The first I looked at was Walgreens. Walgreens is thought to be an innovator in social care, though I pointed out a few months back their overdependence on autotweeting when they they autotweeted an in-store promotion to a lady whose pet had died. Sufficed to say, they’ve gotten better. They autotweet responses to anyone who mentions them (mostly by Foursquare check-in), but they have a dedicated team for most of the day who actually respond to inquiries and have a separate Twitter handle (presumably to keep complaints off of their main account). They also have a Facebook page where they respond to inquiries, but haven’t quite figured out that they can’t tag individual users from their corporate account (which is a little awkward). They seem to respond intermittently to people on Facebook, showcasing that FB is not an ideal place to be handling customer service to begin with.
All in all, Walgreens does a pretty admirable job of follow-up, and they make it clear where customers can go for help. They do have boundaries, and they have some issues performing consistent customer service on Facebook.
— Walgreens (@Walgreens) October 16, 2012

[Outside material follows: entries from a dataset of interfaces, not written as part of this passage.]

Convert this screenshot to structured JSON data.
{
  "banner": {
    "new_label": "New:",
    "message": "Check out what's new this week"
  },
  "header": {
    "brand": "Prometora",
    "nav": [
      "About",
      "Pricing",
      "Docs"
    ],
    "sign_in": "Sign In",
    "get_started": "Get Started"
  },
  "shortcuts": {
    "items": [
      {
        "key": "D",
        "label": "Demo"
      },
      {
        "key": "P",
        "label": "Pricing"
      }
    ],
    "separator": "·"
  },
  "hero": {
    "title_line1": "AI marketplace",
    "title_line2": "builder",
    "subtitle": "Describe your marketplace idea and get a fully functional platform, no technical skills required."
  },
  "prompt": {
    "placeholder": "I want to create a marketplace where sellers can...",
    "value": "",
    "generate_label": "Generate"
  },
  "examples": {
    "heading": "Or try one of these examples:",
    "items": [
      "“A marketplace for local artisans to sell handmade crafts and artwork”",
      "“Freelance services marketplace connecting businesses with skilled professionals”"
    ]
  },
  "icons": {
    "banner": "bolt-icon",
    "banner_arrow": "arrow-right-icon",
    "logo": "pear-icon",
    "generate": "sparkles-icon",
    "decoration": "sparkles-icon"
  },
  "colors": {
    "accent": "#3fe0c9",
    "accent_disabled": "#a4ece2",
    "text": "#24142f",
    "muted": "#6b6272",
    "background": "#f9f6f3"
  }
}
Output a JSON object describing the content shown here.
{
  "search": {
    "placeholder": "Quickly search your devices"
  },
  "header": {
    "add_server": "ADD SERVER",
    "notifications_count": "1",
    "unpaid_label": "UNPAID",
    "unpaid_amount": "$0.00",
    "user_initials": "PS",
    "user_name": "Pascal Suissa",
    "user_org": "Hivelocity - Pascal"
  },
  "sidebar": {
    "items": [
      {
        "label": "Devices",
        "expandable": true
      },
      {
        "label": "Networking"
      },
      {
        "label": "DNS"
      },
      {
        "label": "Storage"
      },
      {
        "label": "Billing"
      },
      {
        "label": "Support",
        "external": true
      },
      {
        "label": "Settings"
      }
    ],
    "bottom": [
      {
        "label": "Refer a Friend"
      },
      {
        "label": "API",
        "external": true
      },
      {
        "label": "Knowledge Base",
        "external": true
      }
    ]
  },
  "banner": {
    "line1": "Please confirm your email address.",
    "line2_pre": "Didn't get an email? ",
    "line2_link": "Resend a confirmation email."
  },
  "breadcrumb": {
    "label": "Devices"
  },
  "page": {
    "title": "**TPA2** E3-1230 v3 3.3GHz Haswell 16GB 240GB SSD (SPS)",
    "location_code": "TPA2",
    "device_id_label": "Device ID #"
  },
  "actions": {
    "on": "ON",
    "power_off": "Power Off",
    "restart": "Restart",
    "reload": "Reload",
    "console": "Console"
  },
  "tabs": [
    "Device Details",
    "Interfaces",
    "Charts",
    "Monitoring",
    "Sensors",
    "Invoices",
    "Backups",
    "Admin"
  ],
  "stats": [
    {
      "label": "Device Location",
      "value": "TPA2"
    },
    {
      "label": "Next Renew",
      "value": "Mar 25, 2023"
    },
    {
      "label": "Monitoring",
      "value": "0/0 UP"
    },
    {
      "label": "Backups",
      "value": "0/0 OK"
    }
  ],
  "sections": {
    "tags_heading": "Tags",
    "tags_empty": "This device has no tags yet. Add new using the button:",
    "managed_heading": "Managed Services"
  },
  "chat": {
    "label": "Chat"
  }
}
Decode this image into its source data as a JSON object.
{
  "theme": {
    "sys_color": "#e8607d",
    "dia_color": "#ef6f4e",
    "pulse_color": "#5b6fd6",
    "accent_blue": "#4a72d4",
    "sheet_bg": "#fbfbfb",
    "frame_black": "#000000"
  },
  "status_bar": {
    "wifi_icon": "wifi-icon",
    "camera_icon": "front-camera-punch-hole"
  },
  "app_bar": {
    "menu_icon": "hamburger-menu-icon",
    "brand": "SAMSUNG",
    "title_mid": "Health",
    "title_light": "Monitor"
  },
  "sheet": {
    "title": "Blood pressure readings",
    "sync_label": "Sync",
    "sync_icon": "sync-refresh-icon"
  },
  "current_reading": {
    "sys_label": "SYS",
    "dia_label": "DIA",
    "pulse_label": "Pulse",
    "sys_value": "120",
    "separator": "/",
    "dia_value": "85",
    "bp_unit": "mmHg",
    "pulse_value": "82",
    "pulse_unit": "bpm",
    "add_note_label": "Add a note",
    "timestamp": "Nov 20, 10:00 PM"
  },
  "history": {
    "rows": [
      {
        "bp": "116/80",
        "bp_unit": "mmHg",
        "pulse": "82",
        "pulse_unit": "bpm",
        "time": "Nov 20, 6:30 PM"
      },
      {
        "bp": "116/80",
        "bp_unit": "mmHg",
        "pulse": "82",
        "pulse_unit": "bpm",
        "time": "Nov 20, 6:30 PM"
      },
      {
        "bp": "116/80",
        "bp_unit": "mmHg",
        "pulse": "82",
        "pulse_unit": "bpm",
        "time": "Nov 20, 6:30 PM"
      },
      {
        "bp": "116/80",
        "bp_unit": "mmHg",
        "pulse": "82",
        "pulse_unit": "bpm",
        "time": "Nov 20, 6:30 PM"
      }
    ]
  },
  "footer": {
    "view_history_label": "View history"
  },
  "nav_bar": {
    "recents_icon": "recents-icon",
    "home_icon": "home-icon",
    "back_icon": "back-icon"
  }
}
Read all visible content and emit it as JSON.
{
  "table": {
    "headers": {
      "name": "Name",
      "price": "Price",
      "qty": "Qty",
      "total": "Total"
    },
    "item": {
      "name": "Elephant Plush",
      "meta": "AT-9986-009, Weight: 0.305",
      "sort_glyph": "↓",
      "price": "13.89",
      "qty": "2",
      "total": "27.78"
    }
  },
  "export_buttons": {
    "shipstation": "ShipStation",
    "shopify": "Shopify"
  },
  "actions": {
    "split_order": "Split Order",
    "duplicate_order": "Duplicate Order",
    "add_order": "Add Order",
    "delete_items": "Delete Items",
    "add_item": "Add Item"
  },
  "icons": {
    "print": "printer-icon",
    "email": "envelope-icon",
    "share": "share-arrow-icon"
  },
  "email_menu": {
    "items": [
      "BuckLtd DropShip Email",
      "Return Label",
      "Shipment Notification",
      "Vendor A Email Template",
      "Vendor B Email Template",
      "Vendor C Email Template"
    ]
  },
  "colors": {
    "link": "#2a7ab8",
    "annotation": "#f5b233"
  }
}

AT&T is probably one of the worst customer service organizations I’ve ever dealt with. They’ve been my cell carrier for many years as I’ve been locked into cell contracts with them, but they make no concessions for any inconveniences that they cause and are a very fragmented organization (presumably due to their different acquisitions). On Facebook, AT&T doesn’t allow people to post on their page (except in comments, which they don’t respond to), so they’re not doing a lot of FB customer service. On Twitter, they do respond to complaints but in a curious way. They’ve got customer care teams named after their team leads, but the people responding have different names. For instance, as shown below the member of Team Natasha servicing a customer is Nancy. I find this hilarious. Is is Natasha? Is it Nancy? Does it matter?
AT&T makes an effort for social care, but isn’t performing on par with the ideal that this study presents, either.
— ATTCustomerCare (@ATTCustomerCare) October 29, 2012
My daughter had a minor medical issue recently, which caused her a lot of pain. No matter what a person’s threshold of pain is, their threshold for a child’s pain is decidedly less. So when my kid was in pain and her doctor wouldn’t see her for a day, we switched pediatricians.
To me this is the undercurrent of any customer service study – I’m not sure that customers are as excited to dictate the platform where customer service is performed as they are to get their problems solved. Trying to take a study purposed to persuade customers to buy a social analytics and monitoring solution and implying that it may be the new customer service norm is a stretch.
At the end of the day people may say that they’d love for you to address their problems on Facebook, but they really just want you to address their problems. Period.
One last point…..
To the point about one negative social comment equal to five positive social comments – I find this a little misleading. All audiences and platforms aren’t created equal, so positioning something so variable as absolute seems false to me. For instance, if I were to go onto Twitter to lament my kid’s pediatrician there is very little chance that anyone will see it and give it a second thought.
It will be interesting to see the research behind this figure when it is finally published, but it seems like a rather provocative and simplistic statistic for a much more sophisticated mechanism.
What are your thoughts about customer service through social media? Is any company rocking your world on Facebook? Is it more important where customer service happens or whether it happens?